I have had to make this page as the pictures were too big for the email

On the 18th September 2021 I took these pictures around mid day.

The tide was rising from a ‘high’ low tide.

Looking to the west we can see just how high it was compared to the rock islands. At the lowest tides the sea only reaches about the south three quarters of the large island and is below the end of the groyne.

Looking east we can see that the beach is quite good. There are two rock falls, the further one has been there a while and the toe has eroded, if you follow the top slope you can estimate how big it was at the start.

The beach has built up well

and shingle has moved into the mouth of the river as is typical with high beaches here.

It seems to me that one small island would probably be sufficient to hold the beach like this.

This would not cause rip currents and would not cost as much as a groyne, even with risk factored in, as the water is very shallow.

Looking at the pictures above I wondered if the far fall had helped the accumulations. It also helped me visualise what might happen with a groyne in a similar position.

If I remember correctly the groyne has to be detached from the cliff face to satisfy NE and the WHS. They wish to still have access to the cliff face. But what happens when tides race through that gap?

At the very least it is a health and safety hazard as it will create a very strong rip current. That rip current will surely erode the cliff, undercutting it at the base and possibly up to the height of the groyne? That will trigger a fall which will fill the gap, but how much of the land above is likely to come down? Is it permissible to trigger rock falls? If so could we just grade the slope back and leave the debris on the beach to form a higher beach?

Would a single rock island hold this newly created beach?

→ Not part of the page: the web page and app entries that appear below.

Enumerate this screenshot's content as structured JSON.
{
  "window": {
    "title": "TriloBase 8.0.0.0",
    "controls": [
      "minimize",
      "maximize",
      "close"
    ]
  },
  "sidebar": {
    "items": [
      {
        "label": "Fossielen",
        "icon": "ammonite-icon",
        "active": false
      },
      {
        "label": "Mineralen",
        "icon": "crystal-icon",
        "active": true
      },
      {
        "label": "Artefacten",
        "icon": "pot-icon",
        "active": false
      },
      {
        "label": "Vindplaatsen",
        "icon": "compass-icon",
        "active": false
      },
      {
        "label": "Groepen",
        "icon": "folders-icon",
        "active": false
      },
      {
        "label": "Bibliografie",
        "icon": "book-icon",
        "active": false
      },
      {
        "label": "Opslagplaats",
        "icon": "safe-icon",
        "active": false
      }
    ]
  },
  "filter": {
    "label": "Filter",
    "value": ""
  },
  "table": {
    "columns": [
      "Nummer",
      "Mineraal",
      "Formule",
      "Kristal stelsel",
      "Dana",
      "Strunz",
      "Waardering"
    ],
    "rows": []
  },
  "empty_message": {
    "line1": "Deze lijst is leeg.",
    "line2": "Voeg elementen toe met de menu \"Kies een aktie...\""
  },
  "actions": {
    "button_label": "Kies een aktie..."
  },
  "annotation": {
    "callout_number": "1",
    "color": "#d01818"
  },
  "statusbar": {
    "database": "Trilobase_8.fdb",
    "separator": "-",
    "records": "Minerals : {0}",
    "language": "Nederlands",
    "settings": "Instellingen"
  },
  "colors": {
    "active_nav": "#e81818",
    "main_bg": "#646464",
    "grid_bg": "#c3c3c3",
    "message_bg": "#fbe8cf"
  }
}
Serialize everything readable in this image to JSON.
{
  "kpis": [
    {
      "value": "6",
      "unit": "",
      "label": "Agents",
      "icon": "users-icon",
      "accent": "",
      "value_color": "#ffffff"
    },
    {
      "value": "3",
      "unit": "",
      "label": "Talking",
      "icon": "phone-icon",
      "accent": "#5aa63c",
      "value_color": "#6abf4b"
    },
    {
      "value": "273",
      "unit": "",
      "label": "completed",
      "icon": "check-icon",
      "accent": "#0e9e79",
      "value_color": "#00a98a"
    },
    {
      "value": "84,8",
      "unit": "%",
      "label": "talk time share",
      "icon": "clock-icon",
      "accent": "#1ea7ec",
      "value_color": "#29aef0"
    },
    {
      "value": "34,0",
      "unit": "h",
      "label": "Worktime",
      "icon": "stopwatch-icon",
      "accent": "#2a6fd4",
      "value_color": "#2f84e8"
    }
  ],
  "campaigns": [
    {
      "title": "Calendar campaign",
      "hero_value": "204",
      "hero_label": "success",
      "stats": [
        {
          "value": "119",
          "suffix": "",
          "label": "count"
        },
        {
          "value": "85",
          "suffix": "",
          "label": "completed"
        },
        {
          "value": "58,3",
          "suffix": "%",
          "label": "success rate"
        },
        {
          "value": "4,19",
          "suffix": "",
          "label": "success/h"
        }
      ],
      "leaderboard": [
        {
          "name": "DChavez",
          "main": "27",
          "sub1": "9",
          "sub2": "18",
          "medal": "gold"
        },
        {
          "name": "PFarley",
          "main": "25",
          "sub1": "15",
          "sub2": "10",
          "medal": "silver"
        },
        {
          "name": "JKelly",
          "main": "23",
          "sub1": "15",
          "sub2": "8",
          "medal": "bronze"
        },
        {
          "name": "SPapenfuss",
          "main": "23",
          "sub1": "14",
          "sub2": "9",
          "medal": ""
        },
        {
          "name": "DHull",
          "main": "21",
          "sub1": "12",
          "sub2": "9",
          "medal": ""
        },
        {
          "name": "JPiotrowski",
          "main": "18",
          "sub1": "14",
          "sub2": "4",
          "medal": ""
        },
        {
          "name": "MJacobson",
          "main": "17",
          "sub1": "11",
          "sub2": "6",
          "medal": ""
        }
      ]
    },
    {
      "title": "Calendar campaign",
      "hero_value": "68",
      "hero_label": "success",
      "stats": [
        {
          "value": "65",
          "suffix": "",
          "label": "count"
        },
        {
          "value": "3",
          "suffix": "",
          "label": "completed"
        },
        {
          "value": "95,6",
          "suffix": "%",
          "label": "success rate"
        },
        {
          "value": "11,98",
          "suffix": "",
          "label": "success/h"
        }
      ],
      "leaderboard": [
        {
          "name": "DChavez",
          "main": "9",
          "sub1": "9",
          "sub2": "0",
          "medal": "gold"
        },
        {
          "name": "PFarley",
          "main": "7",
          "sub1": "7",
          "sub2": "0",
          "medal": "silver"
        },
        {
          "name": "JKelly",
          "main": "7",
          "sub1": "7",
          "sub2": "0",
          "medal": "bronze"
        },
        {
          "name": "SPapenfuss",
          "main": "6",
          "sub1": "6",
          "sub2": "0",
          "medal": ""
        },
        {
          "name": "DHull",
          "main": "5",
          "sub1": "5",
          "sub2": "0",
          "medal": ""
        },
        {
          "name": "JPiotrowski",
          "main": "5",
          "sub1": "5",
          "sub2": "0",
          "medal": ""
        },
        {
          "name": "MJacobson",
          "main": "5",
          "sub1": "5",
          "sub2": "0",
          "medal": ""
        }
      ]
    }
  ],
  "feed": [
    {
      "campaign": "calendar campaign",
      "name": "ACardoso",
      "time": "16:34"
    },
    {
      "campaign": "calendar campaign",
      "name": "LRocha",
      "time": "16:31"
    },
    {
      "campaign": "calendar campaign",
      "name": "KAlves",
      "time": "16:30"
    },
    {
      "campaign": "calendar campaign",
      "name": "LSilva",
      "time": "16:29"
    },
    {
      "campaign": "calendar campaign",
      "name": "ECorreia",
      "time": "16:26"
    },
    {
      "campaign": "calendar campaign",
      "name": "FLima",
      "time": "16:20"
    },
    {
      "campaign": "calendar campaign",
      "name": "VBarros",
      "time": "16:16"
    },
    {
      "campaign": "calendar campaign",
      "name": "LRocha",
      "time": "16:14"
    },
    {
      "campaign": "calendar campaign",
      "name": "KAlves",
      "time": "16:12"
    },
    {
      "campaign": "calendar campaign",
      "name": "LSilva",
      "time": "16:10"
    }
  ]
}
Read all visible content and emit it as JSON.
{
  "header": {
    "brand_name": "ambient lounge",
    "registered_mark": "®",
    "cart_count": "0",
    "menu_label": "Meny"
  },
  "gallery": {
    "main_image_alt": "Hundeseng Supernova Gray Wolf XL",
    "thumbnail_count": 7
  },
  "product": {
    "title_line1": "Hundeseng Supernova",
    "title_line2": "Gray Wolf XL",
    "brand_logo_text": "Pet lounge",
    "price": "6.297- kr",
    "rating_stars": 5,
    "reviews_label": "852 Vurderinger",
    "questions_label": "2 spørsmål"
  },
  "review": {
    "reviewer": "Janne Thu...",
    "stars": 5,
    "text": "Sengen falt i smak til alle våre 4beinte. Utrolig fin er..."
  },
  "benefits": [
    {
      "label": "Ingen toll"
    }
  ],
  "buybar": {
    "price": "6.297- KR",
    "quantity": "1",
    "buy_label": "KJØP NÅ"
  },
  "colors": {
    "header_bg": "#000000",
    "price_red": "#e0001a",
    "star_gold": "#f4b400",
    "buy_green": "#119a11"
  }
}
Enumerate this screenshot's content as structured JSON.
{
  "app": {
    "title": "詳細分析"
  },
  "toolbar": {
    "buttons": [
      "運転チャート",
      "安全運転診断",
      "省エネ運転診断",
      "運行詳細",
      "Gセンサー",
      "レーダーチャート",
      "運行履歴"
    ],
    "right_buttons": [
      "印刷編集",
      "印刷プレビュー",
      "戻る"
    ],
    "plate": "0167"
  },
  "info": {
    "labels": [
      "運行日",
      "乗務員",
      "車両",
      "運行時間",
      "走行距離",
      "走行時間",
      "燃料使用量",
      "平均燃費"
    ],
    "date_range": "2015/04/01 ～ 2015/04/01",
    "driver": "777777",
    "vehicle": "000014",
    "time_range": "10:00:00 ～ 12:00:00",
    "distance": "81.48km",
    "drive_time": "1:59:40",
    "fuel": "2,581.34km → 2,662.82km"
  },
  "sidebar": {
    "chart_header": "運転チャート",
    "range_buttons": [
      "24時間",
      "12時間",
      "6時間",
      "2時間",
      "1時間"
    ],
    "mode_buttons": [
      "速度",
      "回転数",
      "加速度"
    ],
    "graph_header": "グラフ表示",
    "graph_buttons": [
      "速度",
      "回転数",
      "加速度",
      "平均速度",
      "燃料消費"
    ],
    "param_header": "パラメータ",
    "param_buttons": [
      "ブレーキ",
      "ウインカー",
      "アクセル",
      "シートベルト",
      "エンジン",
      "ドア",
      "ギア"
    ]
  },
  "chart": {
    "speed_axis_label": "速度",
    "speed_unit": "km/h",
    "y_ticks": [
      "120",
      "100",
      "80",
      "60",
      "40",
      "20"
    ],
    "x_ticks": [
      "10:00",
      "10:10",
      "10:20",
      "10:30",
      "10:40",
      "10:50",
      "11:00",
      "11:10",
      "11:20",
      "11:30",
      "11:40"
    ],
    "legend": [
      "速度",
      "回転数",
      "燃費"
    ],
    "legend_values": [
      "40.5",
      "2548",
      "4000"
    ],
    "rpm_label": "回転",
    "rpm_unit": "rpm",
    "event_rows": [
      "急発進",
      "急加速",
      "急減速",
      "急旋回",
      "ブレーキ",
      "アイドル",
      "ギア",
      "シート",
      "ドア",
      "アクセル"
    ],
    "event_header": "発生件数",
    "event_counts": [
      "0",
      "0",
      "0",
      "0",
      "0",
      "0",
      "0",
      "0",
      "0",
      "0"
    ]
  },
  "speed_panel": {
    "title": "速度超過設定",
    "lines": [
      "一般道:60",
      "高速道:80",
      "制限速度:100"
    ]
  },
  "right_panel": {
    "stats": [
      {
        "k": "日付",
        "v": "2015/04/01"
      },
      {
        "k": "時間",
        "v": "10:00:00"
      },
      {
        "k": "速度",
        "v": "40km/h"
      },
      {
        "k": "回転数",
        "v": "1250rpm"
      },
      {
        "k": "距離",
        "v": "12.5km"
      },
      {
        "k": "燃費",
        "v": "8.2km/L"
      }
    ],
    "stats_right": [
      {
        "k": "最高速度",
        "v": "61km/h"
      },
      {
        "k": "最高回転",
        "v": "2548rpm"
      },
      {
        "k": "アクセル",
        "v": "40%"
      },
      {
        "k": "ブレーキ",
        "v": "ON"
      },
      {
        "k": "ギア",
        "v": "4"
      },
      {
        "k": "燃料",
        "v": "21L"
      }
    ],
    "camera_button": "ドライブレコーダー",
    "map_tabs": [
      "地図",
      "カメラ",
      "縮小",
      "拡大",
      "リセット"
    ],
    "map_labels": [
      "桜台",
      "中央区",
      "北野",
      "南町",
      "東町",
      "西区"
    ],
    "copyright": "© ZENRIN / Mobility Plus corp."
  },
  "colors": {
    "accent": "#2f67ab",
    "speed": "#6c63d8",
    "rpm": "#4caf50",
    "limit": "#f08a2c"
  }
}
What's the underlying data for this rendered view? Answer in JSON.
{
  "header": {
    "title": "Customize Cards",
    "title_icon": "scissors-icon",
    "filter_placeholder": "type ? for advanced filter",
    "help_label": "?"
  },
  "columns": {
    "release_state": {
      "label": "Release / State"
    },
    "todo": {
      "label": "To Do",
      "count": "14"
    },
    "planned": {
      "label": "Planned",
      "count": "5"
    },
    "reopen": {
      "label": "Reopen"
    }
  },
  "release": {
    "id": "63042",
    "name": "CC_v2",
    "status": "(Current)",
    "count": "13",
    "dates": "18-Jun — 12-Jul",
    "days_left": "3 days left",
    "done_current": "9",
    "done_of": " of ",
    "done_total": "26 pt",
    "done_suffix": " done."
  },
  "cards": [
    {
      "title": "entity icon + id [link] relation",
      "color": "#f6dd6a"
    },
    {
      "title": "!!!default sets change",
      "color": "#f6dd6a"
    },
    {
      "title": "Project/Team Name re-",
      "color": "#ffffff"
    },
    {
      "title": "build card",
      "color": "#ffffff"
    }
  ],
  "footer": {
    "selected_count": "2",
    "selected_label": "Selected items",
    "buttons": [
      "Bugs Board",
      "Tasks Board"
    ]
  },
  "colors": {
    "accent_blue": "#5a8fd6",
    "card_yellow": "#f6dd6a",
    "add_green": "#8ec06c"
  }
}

You can see the path the sediment from the fall is taking, it is heading west. The wind conditions at the time are not driving the waves that way as the wind is from the south.

Image from for mid day 18th Sept 2021.